Co-operative homebuilding would not have happened without the insightful work of Father Jimmy Tompkins and his cousin Father Moses Coady in 1920s Nova Scotia.
They saw first-hand the hardships of the people in their province. Fishermen were paid too little for their catch. Working-class families were unable to obtain credit to build a home.
Tompkins believed deeply in education for everyone. He also thought it should be brought directly to where people lived and worked. His inspiration was the “social encyclicals” of his Catholic Church – letters from the Pope that directed the clergy to work toward the common good: Respect the dignity of all persons, and fight for the rights of working people.
In the fishing village of Canso, Father Tompkins encouraged the fishermen to work together and to sell their fish co-operatively.

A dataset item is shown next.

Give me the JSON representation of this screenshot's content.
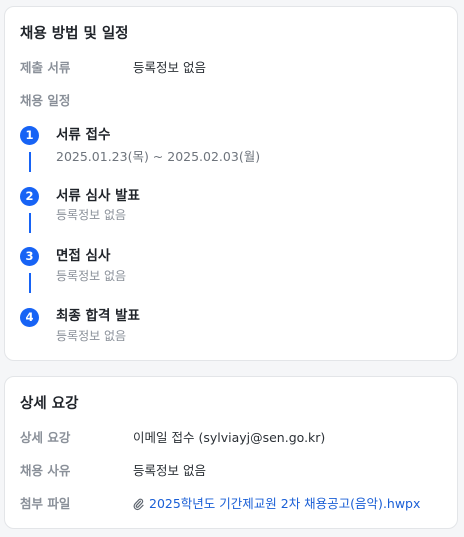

He could see that, once informed and engaged, people could better take charge of their economic situations.
In 1935, Father Tompkins arrived in the small mining town of Reserve Mines, Nova Scotia. The mining company dominated everything, including house construction, but building quality was poor.
Tompkins responded by providing a library and setting up study groups for the miners. He encouraged them to work together to improve their situation. By 1938, they had studied for (and built!) what would be the first homebuilding co-operative in North America. They named it Tompkinsville for the man who had inspired them.
Meanwhile, the credit union movement was progressing, along with related government legislation. Both developments encouraged a variety of cooperative endeavours. By 1940, over 100 credit unions, co-op stores, lobster factories, fish plants, and other cooperative businesses had been established in Nova Scotia.
Father Coady was an inspiring speaker. He was passionate in his desire that all people become “masters of their own destiny.” Gradually, the Antigonish Movement that he and Father Jimmy Tompkins had founded began to spread. It was the basis for the study groups set up by the Hamilton Cooperators in 1953.